How about condensed matter vs High Energy? I've heard HE is tougher to get into.
Is this true even for Experimental High Energy?
HEP is i would consider one of the hardest theory fields out there. I mean you have to be more of a mathematician then a physicist at some point, shows in the fact that string theorist have dual appointments or are in math departments in some universities.
Condensed matter is weird to say the least. I can just tell that i had more experience with theory condensed matter people. I mean there are only somewhere around 5 true experimental faculty at my place.
Experimental High energy is a thing... I mean it usually involves high multi-billion dollar equipment, then again there are a lot of people working it... isn't it somewhere around 1300 people in the first publications that the LHC will produce. I remember when visiting Fermilabs there were 3 to 4 grad students there working on a signal detector that day.
Heh... It is kind of weird to be using machines that are worth more than you... Well, worth more than several years of your salary anyway...
EDIT: Most are actually difficult to seriously *** up accidentally. You get used to it.
No it isn't and this comes from a guy who has already brought down three storage farms.... ups. I mean i have worked with SQUID, DR, and in clean rooms, but as long as you keep your cool and don't go running through the lab like a brainless huma.... , ,sry, monkey you can even do that.

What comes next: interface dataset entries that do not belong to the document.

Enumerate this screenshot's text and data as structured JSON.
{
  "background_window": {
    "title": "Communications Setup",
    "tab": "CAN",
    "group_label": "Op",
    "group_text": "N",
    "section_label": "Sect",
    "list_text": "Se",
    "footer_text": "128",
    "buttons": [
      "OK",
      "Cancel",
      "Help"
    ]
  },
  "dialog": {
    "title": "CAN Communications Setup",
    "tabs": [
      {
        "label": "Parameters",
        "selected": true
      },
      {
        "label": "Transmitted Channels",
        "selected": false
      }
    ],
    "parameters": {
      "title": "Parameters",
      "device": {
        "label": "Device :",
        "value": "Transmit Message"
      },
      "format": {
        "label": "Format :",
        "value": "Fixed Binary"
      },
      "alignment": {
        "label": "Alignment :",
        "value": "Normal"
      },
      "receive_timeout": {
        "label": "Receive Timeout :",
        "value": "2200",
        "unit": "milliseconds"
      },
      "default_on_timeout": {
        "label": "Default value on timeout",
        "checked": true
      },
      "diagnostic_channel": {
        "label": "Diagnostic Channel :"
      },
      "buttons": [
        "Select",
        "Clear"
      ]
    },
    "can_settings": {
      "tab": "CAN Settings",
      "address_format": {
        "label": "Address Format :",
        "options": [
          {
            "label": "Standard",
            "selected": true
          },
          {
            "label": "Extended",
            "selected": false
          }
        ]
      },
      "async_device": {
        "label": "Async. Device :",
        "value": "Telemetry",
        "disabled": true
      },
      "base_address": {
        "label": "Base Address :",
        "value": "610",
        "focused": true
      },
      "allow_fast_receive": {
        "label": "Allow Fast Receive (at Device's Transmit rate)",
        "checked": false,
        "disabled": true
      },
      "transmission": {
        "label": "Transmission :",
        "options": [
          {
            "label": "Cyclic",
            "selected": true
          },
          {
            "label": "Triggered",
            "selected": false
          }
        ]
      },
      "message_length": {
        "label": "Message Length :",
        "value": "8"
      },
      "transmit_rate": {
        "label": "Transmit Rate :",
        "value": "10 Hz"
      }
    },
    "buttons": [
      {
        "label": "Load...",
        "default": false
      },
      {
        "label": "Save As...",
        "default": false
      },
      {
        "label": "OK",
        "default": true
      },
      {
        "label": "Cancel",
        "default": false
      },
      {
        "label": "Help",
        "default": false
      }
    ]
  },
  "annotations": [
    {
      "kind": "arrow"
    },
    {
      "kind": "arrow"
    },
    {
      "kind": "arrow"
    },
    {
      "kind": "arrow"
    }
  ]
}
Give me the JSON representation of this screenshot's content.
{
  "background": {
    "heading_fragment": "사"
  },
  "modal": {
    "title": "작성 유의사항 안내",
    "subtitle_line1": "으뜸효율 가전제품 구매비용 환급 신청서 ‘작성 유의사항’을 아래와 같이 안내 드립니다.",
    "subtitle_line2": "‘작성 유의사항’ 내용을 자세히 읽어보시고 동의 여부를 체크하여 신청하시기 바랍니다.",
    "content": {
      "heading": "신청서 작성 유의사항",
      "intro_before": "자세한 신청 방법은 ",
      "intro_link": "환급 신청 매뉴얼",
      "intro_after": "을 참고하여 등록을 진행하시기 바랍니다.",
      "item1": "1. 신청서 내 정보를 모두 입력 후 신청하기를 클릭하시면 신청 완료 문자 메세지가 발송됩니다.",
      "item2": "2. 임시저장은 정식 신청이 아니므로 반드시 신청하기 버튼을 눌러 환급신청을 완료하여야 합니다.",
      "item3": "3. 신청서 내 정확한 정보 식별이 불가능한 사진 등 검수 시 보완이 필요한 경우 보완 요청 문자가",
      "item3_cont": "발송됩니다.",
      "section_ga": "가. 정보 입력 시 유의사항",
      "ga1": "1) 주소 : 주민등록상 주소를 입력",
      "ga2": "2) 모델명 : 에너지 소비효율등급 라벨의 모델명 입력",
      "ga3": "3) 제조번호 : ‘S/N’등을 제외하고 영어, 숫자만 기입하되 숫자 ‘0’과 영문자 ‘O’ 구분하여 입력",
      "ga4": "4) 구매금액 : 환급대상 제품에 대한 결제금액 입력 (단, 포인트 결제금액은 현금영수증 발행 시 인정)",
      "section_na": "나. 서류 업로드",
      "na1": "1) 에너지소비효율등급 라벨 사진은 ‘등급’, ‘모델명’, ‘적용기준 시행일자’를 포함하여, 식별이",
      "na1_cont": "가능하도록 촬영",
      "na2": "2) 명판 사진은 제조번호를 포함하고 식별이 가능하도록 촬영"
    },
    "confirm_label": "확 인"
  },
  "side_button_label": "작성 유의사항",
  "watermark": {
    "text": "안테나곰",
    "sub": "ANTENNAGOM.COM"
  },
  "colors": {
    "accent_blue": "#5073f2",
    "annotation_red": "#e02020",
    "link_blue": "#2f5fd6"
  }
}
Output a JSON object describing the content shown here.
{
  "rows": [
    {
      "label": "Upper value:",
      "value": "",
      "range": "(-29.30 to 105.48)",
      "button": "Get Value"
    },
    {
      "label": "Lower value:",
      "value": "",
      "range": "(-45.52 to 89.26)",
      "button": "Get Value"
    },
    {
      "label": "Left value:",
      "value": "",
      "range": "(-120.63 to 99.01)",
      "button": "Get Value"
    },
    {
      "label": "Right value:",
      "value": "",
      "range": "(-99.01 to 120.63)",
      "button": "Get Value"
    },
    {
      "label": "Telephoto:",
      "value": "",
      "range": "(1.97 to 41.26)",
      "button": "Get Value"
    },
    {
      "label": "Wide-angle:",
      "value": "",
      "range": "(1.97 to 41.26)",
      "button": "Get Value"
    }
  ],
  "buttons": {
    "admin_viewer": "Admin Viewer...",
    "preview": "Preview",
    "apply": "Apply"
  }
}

On the other hand, I have seen faculty members that have both, grad students for theory and experiment. so you get the best of both worlds... sort of